» DESCRIPTION OF THE TASK:
Reproduce each line of the entries that carries "data".

» INFORMATION SUPPLIED:
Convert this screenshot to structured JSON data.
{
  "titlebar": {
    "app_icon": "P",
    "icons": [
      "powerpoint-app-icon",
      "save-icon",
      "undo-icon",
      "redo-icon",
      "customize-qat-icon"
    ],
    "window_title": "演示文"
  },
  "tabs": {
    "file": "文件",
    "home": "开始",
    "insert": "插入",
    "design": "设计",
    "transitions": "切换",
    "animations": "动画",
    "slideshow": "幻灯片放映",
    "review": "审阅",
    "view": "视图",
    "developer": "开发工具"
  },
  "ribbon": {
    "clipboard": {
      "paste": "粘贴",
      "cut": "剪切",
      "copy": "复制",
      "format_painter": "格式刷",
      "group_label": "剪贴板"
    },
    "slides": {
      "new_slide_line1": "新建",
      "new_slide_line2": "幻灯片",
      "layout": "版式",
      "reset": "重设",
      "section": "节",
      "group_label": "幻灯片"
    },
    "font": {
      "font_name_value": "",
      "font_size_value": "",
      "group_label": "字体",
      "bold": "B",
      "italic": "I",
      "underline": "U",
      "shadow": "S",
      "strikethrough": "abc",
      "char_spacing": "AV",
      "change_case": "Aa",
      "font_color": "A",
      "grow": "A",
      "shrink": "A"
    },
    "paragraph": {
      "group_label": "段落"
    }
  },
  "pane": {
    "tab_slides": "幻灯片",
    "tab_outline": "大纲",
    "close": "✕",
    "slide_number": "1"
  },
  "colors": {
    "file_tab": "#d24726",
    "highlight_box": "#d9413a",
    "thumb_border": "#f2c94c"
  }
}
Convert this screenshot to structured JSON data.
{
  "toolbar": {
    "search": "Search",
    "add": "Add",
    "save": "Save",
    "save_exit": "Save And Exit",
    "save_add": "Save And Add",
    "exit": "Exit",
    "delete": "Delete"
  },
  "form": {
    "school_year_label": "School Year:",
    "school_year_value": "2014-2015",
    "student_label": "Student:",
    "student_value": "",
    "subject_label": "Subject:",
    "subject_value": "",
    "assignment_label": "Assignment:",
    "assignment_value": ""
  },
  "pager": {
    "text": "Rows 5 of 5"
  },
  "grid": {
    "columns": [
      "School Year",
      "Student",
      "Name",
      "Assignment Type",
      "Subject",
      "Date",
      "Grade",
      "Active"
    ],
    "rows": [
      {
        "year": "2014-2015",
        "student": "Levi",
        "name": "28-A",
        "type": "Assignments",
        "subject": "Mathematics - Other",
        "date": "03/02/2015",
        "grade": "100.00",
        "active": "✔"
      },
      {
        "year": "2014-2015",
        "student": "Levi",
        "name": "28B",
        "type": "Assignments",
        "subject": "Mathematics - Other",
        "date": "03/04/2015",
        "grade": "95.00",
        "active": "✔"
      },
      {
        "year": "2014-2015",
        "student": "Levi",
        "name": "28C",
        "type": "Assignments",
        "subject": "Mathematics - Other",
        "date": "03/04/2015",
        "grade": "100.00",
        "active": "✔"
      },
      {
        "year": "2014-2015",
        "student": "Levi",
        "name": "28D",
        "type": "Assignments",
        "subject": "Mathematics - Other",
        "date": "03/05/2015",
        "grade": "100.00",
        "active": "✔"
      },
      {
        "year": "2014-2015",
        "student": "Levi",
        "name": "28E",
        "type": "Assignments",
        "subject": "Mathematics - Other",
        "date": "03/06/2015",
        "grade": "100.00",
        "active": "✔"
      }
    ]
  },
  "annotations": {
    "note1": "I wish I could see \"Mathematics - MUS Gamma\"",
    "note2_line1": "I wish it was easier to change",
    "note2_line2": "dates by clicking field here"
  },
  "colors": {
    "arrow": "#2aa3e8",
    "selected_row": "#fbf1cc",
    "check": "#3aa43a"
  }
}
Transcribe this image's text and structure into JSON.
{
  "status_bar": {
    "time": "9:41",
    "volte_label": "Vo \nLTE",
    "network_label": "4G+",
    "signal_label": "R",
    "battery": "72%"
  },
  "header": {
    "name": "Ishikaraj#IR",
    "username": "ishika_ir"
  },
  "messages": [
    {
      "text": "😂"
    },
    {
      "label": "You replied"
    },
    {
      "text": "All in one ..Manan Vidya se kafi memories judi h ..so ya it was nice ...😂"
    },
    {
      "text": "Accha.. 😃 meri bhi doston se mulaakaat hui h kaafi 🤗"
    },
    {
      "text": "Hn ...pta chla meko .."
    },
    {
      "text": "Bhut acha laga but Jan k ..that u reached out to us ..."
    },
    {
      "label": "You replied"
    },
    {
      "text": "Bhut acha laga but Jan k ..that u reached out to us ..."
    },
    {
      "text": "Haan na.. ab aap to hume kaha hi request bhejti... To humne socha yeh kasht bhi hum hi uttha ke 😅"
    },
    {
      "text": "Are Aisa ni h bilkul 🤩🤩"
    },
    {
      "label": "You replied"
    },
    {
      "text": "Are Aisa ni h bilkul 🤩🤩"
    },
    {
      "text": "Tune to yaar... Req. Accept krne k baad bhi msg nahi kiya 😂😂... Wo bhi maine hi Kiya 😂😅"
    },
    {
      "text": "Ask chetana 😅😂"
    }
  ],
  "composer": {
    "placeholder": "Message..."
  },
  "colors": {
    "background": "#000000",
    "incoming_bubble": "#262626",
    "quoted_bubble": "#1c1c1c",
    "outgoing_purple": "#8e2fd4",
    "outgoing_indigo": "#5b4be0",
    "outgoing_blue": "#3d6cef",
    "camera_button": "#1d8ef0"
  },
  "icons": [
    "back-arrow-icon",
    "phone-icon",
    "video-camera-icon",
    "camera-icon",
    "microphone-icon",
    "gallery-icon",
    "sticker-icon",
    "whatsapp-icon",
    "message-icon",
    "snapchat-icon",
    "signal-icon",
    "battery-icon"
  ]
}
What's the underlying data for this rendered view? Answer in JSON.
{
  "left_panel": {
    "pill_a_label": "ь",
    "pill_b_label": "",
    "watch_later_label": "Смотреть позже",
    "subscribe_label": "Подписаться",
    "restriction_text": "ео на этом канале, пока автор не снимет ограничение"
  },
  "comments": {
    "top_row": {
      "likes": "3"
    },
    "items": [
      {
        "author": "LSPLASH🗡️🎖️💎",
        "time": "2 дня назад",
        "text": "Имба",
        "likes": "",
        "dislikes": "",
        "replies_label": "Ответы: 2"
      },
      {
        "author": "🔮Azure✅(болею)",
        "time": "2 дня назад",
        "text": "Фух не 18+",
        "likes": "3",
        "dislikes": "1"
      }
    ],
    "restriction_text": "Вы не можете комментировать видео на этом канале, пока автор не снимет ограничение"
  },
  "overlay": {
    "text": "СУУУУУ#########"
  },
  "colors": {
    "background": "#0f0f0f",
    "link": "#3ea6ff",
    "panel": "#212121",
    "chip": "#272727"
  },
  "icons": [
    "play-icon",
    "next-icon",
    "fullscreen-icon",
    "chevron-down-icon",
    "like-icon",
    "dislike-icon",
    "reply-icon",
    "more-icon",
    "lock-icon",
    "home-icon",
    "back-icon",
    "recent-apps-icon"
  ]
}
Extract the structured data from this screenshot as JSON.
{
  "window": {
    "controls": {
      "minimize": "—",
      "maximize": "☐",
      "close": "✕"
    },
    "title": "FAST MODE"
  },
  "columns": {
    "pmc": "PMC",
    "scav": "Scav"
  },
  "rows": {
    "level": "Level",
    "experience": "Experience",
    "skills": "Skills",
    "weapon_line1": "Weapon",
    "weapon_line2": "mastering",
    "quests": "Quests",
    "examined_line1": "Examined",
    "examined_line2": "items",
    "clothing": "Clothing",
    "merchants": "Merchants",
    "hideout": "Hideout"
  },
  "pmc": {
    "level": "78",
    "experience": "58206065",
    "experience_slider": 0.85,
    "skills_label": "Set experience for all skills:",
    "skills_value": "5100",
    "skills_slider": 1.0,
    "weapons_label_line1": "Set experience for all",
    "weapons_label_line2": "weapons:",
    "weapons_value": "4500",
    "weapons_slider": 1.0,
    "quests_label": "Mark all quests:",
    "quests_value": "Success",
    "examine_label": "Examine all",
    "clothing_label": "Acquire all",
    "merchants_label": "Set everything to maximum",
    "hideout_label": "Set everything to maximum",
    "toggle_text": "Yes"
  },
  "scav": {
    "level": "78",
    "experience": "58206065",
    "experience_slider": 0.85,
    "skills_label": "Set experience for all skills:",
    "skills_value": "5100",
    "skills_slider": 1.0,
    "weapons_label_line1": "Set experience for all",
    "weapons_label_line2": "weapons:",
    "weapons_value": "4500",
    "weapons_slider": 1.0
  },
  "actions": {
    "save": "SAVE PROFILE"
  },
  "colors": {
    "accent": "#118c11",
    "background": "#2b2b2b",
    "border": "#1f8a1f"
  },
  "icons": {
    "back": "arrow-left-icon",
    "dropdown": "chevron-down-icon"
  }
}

» FINISHED TASK:
Convert this screenshot to structured JSON data.
Convert this screenshot to structured JSON data.
What's the underlying data for this rendered view? Answer in JSON.
Extract the structured data from this screenshot as JSON.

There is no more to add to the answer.